Now on the other side of it, Maeve proclaims everyday from the back seat of our car that she wishes King would be waiting for us when we get home from school.  Each time I reply, “I know baby, me too. We miss him.”

And every day Joe says, “I’m over it.”

Last Tuesday was different.

“Mommy, don’t you wish King would be home when we got there?”

“Yes baby I do, but he is happy in his foster home, and we would feel nervous if he came back to live with us.”

Joe reminds her, “He gets to sleep on a couch where he is Maeve.”

Sweet and soft she inquires,  “Mommy, (long pause for dramatic effect…)

 When can we get a new little fluffy puppy?”

Nice move little one.

She knows her opponent well (long pause for maternal strategic planning…).



I think to myself several things like this: ‘When hell freezes over.’ ‘When you are 30.’


But she is 6 and I am well…older, and smarter and more manipulative.

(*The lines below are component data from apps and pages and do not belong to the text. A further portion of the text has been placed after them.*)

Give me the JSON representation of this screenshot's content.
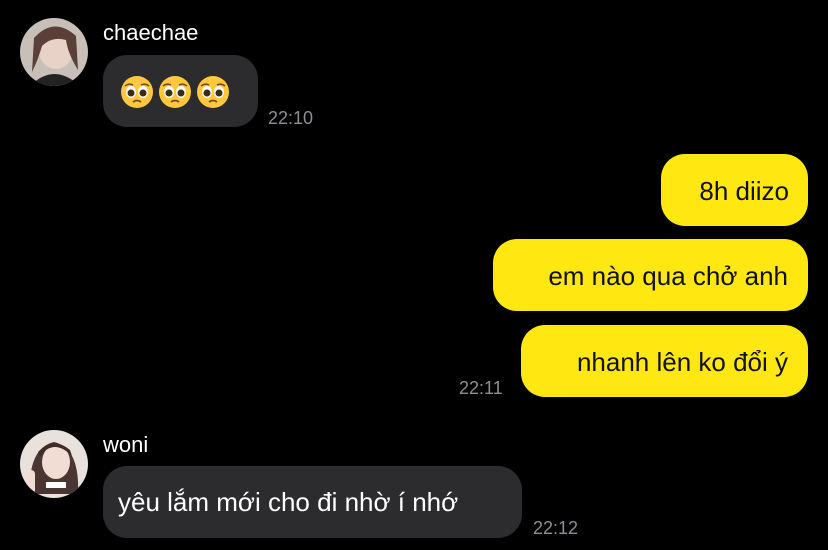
{
  "conversation": {
    "messages": [
      {
        "sender": "chaechae",
        "text": "🥺🥺🥺",
        "time": "22:10"
      },
      {
        "sender": "me",
        "text": "8h diizo"
      },
      {
        "sender": "me",
        "text": "em nào qua chở anh"
      },
      {
        "sender": "me",
        "text": "nhanh lên ko đổi ý",
        "time": "22:11"
      },
      {
        "sender": "woni",
        "text": "yêu lắm mới cho đi nhờ í nhớ",
        "time": "22:12"
      }
    ]
  },
  "colors": {
    "background": "#000000",
    "incoming_bubble": "#2c2c2e",
    "outgoing_bubble": "#ffe812",
    "timestamp": "#8e8e93"
  },
  "icons": {
    "pleading_face": "pleading-face-emoji"
  }
}
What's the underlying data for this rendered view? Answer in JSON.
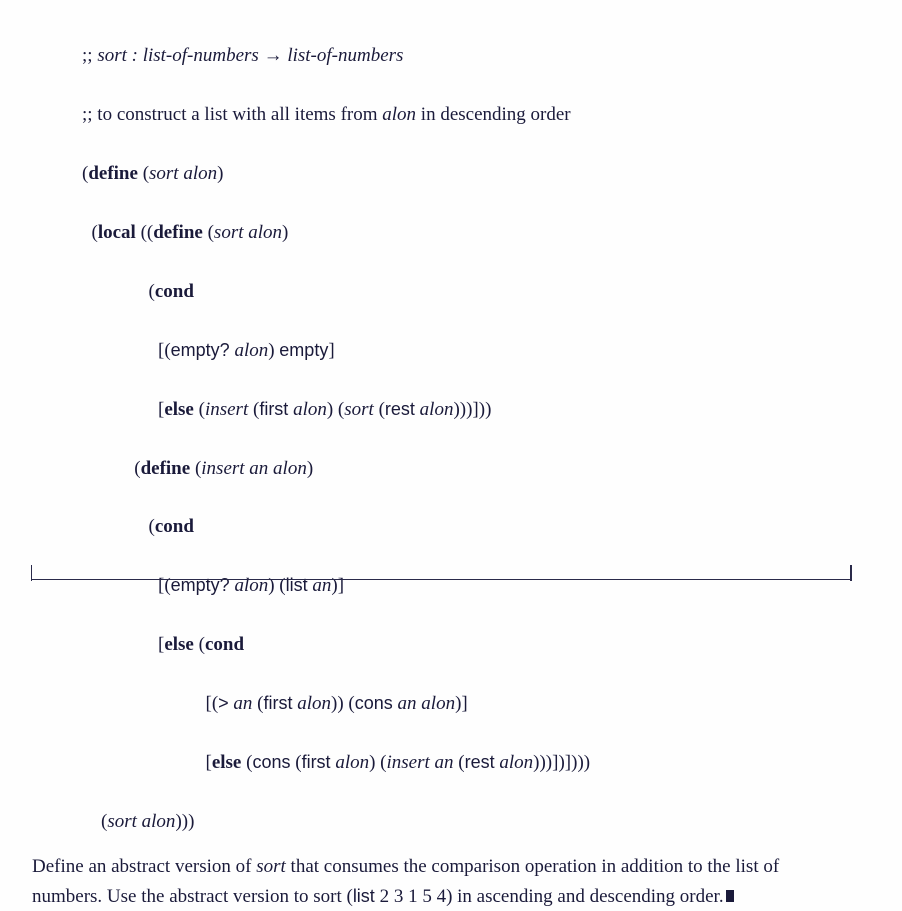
{
  "code": {
    "c01": ";; ",
    "c01b": "sort : list-of-numbers → list-of-numbers",
    "c02": ";; to construct a list with all items from ",
    "c02b": "alon",
    "c02c": " in descending order",
    "c03a": "(",
    "c03b": "define",
    "c03c": " (",
    "c03d": "sort alon",
    "c03e": ")",
    "c04a": "  (",
    "c04b": "local",
    "c04c": " ((",
    "c04d": "define",
    "c04e": " (",
    "c04f": "sort alon",
    "c04g": ")",
    "c05a": "              (",
    "c05b": "cond",
    "c06a": "                [(",
    "c06b": "empty?",
    "c06c": " ",
    "c06d": "alon",
    "c06e": ") ",
    "c06f": "empty",
    "c06g": "]",
    "c07a": "                [",
    "c07b": "else",
    "c07c": " (",
    "c07d": "insert",
    "c07e": " (",
    "c07f": "first",
    "c07g": " ",
    "c07h": "alon",
    "c07i": ") (",
    "c07j": "sort",
    "c07k": " (",
    "c07l": "rest",
    "c07m": " ",
    "c07n": "alon",
    "c07o": ")))]))",
    "c08a": "           (",
    "c08b": "define",
    "c08c": " (",
    "c08d": "insert an alon",
    "c08e": ")",
    "c09a": "              (",
    "c09b": "cond",
    "c10a": "                [(",
    "c10b": "empty?",
    "c10c": " ",
    "c10d": "alon",
    "c10e": ") (",
    "c10f": "list",
    "c10g": " ",
    "c10h": "an",
    "c10i": ")]",
    "c11a": "                [",
    "c11b": "else",
    "c11c": " (",
    "c11d": "cond",
    "c12a": "                          [(",
    "c12b": ">",
    "c12c": " ",
    "c12d": "an",
    "c12e": " (",
    "c12f": "first",
    "c12g": " ",
    "c12h": "alon",
    "c12i": ")) (",
    "c12j": "cons",
    "c12k": " ",
    "c12l": "an alon",
    "c12m": ")]",
    "c13a": "                          [",
    "c13b": "else",
    "c13c": " (",
    "c13d": "cons",
    "c13e": " (",
    "c13f": "first",
    "c13g": " ",
    "c13h": "alon",
    "c13i": ") (",
    "c13j": "insert an",
    "c13k": " (",
    "c13l": "rest",
    "c13m": " ",
    "c13n": "alon",
    "c13o": ")))])])))",
    "c14a": "    (",
    "c14b": "sort alon",
    "c14c": ")))"
  },
  "para": {
    "t1": "Define an abstract version of ",
    "t2": "sort",
    "t3": " that consumes the comparison operation in addition to the list of numbers. Use the abstract version to sort (",
    "t4": "list",
    "t5": " 2 3 1 5 4) in ascending and descending order."
  }
}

Plus, I know better than to say ‘never’ because I really don’t want a tiny, yappy, rat running around my house.

Honestly, I just want King. King who pawed my daughter’s face off and brought her parents to their knees. “I don’t know honey,” I say, “I think we need to be still for a little while. Do you feel sad in your heart?”

“Yes,” she says as Joe peers out the window.

“Well, so do I… When your heart feels like it has a hole in it, because you have lost someone you love, it’s called grief. Do you know that word?”


Looking at Joe through the rearview mirror I press, “Have you heard of grief Joe?”

“No, but I’m fine.”

Deep sigh. “Yes I know you are fine but my heart still has a hole. Even though King is happy where he is, and we are healing, I am still a sad. We need more time for our holes to heal. Then we will be ready to keep King in our hearts, and also love another dog.”

Maeve is doing the math. “How long Mom? Like one week or when I’m 7?”

Joe finally admits, “Two years Maeve, I want two years.”

I think to myself, ‘Me too Buddy.’